Point of View: The wrong move

The job of the Alaska Permanent Fund Corporation trustees is to focus on pursuing, maintaining and growing our fund. Instead, they are being sidetracked by their plan to open a satellite office in Anchorage by the end of the year. This is the first step in what will end up being a multiyear, disruptive, unnecessary and expensive move to Anchorage.

The plan to move the office from Juneau to Anchorage is analyzed in a May 10, 2023, memo to Ethan Schutt, Trustee Chair, from Mike Barnhill, the Permanent Fund’s Chief Operations Officer. (The memo may be seen on the Permanent Fund website.) It lays out options and costs (including personnel moving expenses) for an office in downtown or midtown Anchorage. It reviews the current practice of the Alaska Permanent Fund Corporation’s (APFC) collaborative working relationship with the Alaska Legislature, employee turnover issues, the evolving “working from home” environment, and the potential for satellite offices outside Alaska.

The Permanent Fund budget works its way through the Senate and House Finance Committees during each legislative session in Juneau, where all non-investment matters are worked out. If financial issues come up between sessions after the budget process is complete, they are discussed with the Legislative and Budget Audit Committee.

The APFC office should be located in Juneau, close to this action. In addition, the Legislature would have to approve the funds for a move. Before making a rash decision, the Permanent Fund Trustees should consult with the Legislative leadership as recommended by the APFC internal memo.

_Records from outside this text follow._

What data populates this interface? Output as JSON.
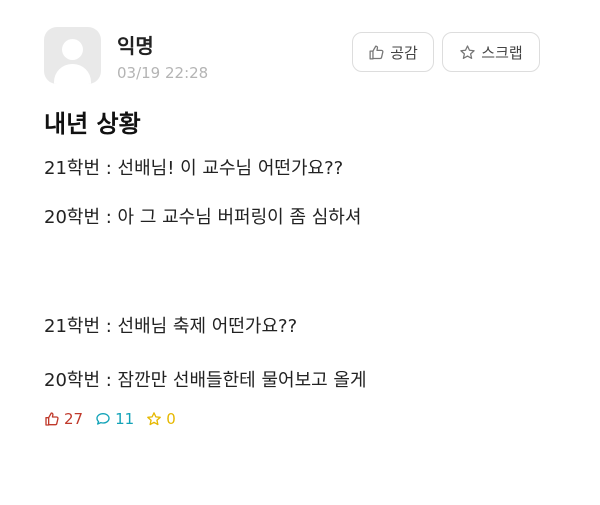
{
  "post": {
    "author": "익명",
    "date": "03/19 22:28",
    "title": "내년 상황",
    "lines": [
      "21학번 : 선배님! 이 교수님 어떤가요??",
      "20학번 : 아 그 교수님 버퍼링이 좀 심하셔",
      "21학번 : 선배님 축제 어떤가요??",
      "20학번 : 잠깐만 선배들한테 물어보고 올게"
    ]
  },
  "actions": {
    "like_label": "공감",
    "scrap_label": "스크랩"
  },
  "stats": {
    "likes": "27",
    "comments": "11",
    "scraps": "0"
  },
  "colors": {
    "like": "#c0392b",
    "comment": "#13a3b8",
    "scrap": "#e6b800",
    "date": "#b4b4b4"
  },
  "icons": {
    "like": "thumbs-up-icon",
    "scrap": "star-icon",
    "comment": "speech-bubble-icon",
    "avatar": "default-user-avatar"
  }
}
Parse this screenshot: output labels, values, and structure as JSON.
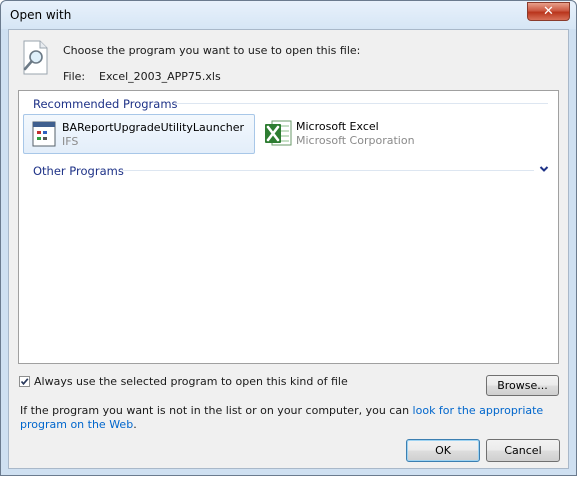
{
  "window": {
    "title": "Open with",
    "close_glyph": "✕"
  },
  "header": {
    "icon": "magnifier-document-icon",
    "prompt": "Choose the program you want to use to open this file:",
    "file_label": "File:",
    "file_name": "Excel_2003_APP75.xls"
  },
  "groups": {
    "recommended": "Recommended Programs",
    "other": "Other Programs"
  },
  "programs": [
    {
      "name": "BAReportUpgradeUtilityLauncher",
      "publisher": "IFS",
      "icon": "app-window-icon",
      "selected": true
    },
    {
      "name": "Microsoft Excel",
      "publisher": "Microsoft Corporation",
      "icon": "excel-icon",
      "selected": false
    }
  ],
  "options": {
    "always_use_label": "Always use the selected program to open this kind of file",
    "always_use_checked": true,
    "browse_label": "Browse..."
  },
  "help": {
    "text": "If the program you want is not in the list or on your computer, you can ",
    "link": "look for the appropriate program on the Web",
    "suffix": "."
  },
  "buttons": {
    "ok": "OK",
    "cancel": "Cancel"
  },
  "colors": {
    "link": "#0066cc",
    "group_header": "#1e3287",
    "selection": "#e3eefa"
  }
}
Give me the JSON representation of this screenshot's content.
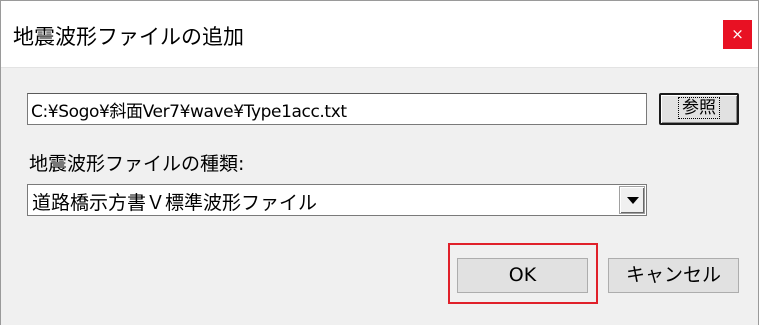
{
  "window": {
    "title": "地震波形ファイルの追加",
    "close_glyph": "×"
  },
  "file": {
    "path_value": "C:¥Sogo¥斜面Ver7¥wave¥Type1acc.txt",
    "browse_label": "参照"
  },
  "wave_type": {
    "label": "地震波形ファイルの種類:",
    "selected": "道路橋示方書Ｖ標準波形ファイル"
  },
  "actions": {
    "ok_label": "OK",
    "cancel_label": "キャンセル"
  },
  "colors": {
    "close_button": "#e81123",
    "highlight_frame": "#e0202a"
  },
  "icons": {
    "close": "close-icon",
    "dropdown": "chevron-down-icon"
  }
}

In the long run, trust between the Permanent Fund and the Legislature must continue to exist for the good of all Alaskans.

The APFC employs 66 people. The investment staff is the critical component to the Permanent Fund’s financial performance. The Anchorage-based Trustees, all of whom favor moving the office to Anchorage, point to investment staff turnover as an issue impacting the Fund’s performance continuity. They contend that there would be less staff turnover if Permanent Fund investment professionals had the stimulus of being closer to other investment professionals.

This makes no sense. An APFC internal study shows pretty clearly that there is no APFC staff turnover problem — at least, not in comparison with state executive offices as a whole. That internal memo references a study of staff turnover at APFC and compares it with turnover in state executive branch offices for the last two decades. APFC turnover for the last 20 years — 12.6% (2003-2012) and 14.3% (2013-2022) — is almost identical to state executive turnover of 13.94% (2013-22). Moreover, the same study showed that only three of the current staff employees were interested in moving to Anchorage.

The Alaska Beacon reports that the claim is made that potential new hires would “potentially accept employment with the Permanent Fund if we had an Anchorage office but were not willing to look at Juneau.” There’s no means to verify this claim and, in any event, it is an absurd basis for determining where government agencies should be located.

The Trustees further argue that Anchorage would attract capable people who would stay longer with the APFC. That speaks for opening a satellite office in Seattle, San Francisco, or New York City, not Anchorage. As a no-cost alternative, the APFC could expand its “work from home” program for those who prefer not to live in Juneau — whether it be the Lower 48 or to the north.

In recent years, the Alaska Permanent Fund Corporation has consistently been in the news for all the wrong reasons: the controversial firing of Executive Director Angela Rodell, the refusal to explain how the $200 million provided to brokers for its Instate Investment Program is being spent, the failure to produce an annual report evaluating private equity firm investments in the fund (including one managed by one of the Trustee’s father), a projected shortfall of realized earnings over the next three to four years, and now the expenditure of funds to open a satellite office in Anchorage, which, again, will be the first step in moving the Permanent Fund to Anchorage.

Recently, the APFC staff has raised the concern that the Permanent Fund will be running out of realized earnings in the next three to four years — funds needed to help pay for the cost of government and for the dividend. The Permanent Fund Trustee’s efforts should be concentrated on the highest return for the shareholders of the state with minimum risk, rather than catering to their own convenience with an expensive and unnecessary move.

Frank H. Murkowski served as governor of Alaska from 2002-2006 and as a U.S. senator from 1980-2002.